> WORK ITEM: Retype all of the entries precisely.

> THE DATA:
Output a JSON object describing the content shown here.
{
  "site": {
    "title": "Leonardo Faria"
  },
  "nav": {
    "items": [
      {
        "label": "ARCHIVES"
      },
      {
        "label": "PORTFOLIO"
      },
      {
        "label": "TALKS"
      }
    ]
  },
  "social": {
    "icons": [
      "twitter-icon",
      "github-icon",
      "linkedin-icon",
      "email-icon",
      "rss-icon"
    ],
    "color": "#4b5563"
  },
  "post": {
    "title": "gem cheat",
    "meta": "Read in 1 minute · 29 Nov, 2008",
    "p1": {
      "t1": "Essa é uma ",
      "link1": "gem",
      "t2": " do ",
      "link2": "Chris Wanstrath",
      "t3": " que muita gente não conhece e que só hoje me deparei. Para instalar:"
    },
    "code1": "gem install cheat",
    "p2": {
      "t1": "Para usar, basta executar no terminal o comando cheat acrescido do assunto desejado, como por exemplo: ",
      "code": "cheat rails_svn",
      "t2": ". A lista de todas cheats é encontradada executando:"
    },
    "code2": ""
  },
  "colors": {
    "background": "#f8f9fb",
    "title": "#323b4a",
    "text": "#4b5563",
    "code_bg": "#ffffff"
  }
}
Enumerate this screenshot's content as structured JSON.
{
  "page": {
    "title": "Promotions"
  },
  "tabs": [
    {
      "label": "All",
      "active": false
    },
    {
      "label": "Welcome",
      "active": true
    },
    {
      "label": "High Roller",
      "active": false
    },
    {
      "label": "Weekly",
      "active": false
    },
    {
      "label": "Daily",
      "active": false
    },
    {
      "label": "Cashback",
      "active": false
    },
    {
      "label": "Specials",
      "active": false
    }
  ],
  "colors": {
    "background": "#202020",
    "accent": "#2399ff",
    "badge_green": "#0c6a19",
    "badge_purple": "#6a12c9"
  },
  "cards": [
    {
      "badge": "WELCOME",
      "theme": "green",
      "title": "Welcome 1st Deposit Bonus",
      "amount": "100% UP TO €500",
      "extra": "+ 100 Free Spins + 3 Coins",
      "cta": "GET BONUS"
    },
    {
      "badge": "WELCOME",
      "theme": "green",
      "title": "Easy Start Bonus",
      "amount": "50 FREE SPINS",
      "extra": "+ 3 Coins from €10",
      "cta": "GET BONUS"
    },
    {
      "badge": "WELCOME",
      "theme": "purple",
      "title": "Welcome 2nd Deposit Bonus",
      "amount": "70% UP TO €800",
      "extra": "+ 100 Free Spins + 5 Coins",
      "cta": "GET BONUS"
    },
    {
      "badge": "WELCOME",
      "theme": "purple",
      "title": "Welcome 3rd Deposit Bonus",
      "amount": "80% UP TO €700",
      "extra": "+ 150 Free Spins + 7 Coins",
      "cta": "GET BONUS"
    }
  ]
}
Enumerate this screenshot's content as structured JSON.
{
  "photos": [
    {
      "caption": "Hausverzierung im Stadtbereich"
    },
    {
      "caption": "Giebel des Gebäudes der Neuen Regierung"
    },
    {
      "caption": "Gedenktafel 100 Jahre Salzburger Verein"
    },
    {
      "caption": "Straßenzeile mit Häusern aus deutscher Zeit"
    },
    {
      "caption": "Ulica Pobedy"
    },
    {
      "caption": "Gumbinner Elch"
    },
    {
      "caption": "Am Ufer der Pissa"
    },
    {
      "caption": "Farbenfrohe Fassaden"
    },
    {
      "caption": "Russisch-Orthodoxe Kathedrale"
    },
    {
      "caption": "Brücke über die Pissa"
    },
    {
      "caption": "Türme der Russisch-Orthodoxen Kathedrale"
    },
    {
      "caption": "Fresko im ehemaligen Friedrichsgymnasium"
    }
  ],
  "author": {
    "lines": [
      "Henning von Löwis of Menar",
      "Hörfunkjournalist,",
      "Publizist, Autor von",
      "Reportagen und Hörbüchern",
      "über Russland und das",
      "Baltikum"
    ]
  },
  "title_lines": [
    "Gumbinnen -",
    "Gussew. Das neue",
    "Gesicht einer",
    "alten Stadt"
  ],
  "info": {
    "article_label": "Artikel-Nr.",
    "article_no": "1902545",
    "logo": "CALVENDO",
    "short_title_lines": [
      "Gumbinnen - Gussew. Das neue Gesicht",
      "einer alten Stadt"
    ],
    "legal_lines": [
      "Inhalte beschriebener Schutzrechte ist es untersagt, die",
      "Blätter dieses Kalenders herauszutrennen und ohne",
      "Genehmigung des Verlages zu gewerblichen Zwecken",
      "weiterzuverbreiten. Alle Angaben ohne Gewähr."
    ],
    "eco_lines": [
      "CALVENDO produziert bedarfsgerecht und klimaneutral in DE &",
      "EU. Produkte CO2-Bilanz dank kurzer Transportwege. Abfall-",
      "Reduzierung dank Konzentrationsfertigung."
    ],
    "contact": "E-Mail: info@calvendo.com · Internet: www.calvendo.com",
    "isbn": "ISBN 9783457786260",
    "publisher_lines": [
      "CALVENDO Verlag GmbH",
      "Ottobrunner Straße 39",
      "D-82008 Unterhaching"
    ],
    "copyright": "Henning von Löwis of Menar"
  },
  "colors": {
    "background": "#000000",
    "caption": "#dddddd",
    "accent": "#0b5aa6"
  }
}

> RESPONSE TO THE TASK:
Output a JSON object describing the content shown here.
{
  "site": {
    "title": "Leonardo Faria"
  },
  "nav": {
    "items": [
      {
        "label": "ARCHIVES"
      },
      {
        "label": "PORTFOLIO"
      },
      {
        "label": "TALKS"
      }
    ]
  },
  "social": {
    "icons": [
      "twitter-icon",
      "github-icon",
      "linkedin-icon",
      "email-icon",
      "rss-icon"
    ],
    "color": "#4b5563"
  },
  "post": {
    "title": "gem cheat",
    "meta": "Read in 1 minute · 29 Nov, 2008",
    "p1": {
      "t1": "Essa é uma ",
      "link1": "gem",
      "t2": " do ",
      "link2": "Chris Wanstrath",
      "t3": " que muita gente não conhece e que só hoje me deparei. Para instalar:"
    },
    "code1": "gem install cheat",
    "p2": {
      "t1": "Para usar, basta executar no terminal o comando cheat acrescido do assunto desejado, como por exemplo: ",
      "code": "cheat rails_svn",
      "t2": ". A lista de todas cheats é encontradada executando:"
    },
    "code2": ""
  },
  "colors": {
    "background": "#f8f9fb",
    "title": "#323b4a",
    "text": "#4b5563",
    "code_bg": "#ffffff"
  }
}
Enumerate this screenshot's content as structured JSON.
{
  "page": {
    "title": "Promotions"
  },
  "tabs": [
    {
      "label": "All",
      "active": false
    },
    {
      "label": "Welcome",
      "active": true
    },
    {
      "label": "High Roller",
      "active": false
    },
    {
      "label": "Weekly",
      "active": false
    },
    {
      "label": "Daily",
      "active": false
    },
    {
      "label": "Cashback",
      "active": false
    },
    {
      "label": "Specials",
      "active": false
    }
  ],
  "colors": {
    "background": "#202020",
    "accent": "#2399ff",
    "badge_green": "#0c6a19",
    "badge_purple": "#6a12c9"
  },
  "cards": [
    {
      "badge": "WELCOME",
      "theme": "green",
      "title": "Welcome 1st Deposit Bonus",
      "amount": "100% UP TO €500",
      "extra": "+ 100 Free Spins + 3 Coins",
      "cta": "GET BONUS"
    },
    {
      "badge": "WELCOME",
      "theme": "green",
      "title": "Easy Start Bonus",
      "amount": "50 FREE SPINS",
      "extra": "+ 3 Coins from €10",
      "cta": "GET BONUS"
    },
    {
      "badge": "WELCOME",
      "theme": "purple",
      "title": "Welcome 2nd Deposit Bonus",
      "amount": "70% UP TO €800",
      "extra": "+ 100 Free Spins + 5 Coins",
      "cta": "GET BONUS"
    },
    {
      "badge": "WELCOME",
      "theme": "purple",
      "title": "Welcome 3rd Deposit Bonus",
      "amount": "80% UP TO €700",
      "extra": "+ 150 Free Spins + 7 Coins",
      "cta": "GET BONUS"
    }
  ]
}
Enumerate this screenshot's content as structured JSON.
{
  "photos": [
    {
      "caption": "Hausverzierung im Stadtbereich"
    },
    {
      "caption": "Giebel des Gebäudes der Neuen Regierung"
    },
    {
      "caption": "Gedenktafel 100 Jahre Salzburger Verein"
    },
    {
      "caption": "Straßenzeile mit Häusern aus deutscher Zeit"
    },
    {
      "caption": "Ulica Pobedy"
    },
    {
      "caption": "Gumbinner Elch"
    },
    {
      "caption": "Am Ufer der Pissa"
    },
    {
      "caption": "Farbenfrohe Fassaden"
    },
    {
      "caption": "Russisch-Orthodoxe Kathedrale"
    },
    {
      "caption": "Brücke über die Pissa"
    },
    {
      "caption": "Türme der Russisch-Orthodoxen Kathedrale"
    },
    {
      "caption": "Fresko im ehemaligen Friedrichsgymnasium"
    }
  ],
  "author": {
    "lines": [
      "Henning von Löwis of Menar",
      "Hörfunkjournalist,",
      "Publizist, Autor von",
      "Reportagen und Hörbüchern",
      "über Russland und das",
      "Baltikum"
    ]
  },
  "title_lines": [
    "Gumbinnen -",
    "Gussew. Das neue",
    "Gesicht einer",
    "alten Stadt"
  ],
  "info": {
    "article_label": "Artikel-Nr.",
    "article_no": "1902545",
    "logo": "CALVENDO",
    "short_title_lines": [
      "Gumbinnen - Gussew. Das neue Gesicht",
      "einer alten Stadt"
    ],
    "legal_lines": [
      "Inhalte beschriebener Schutzrechte ist es untersagt, die",
      "Blätter dieses Kalenders herauszutrennen und ohne",
      "Genehmigung des Verlages zu gewerblichen Zwecken",
      "weiterzuverbreiten. Alle Angaben ohne Gewähr."
    ],
    "eco_lines": [
      "CALVENDO produziert bedarfsgerecht und klimaneutral in DE &",
      "EU. Produkte CO2-Bilanz dank kurzer Transportwege. Abfall-",
      "Reduzierung dank Konzentrationsfertigung."
    ],
    "contact": "E-Mail: info@calvendo.com · Internet: www.calvendo.com",
    "isbn": "ISBN 9783457786260",
    "publisher_lines": [
      "CALVENDO Verlag GmbH",
      "Ottobrunner Straße 39",
      "D-82008 Unterhaching"
    ],
    "copyright": "Henning von Löwis of Menar"
  },
  "colors": {
    "background": "#000000",
    "caption": "#dddddd",
    "accent": "#0b5aa6"
  }
}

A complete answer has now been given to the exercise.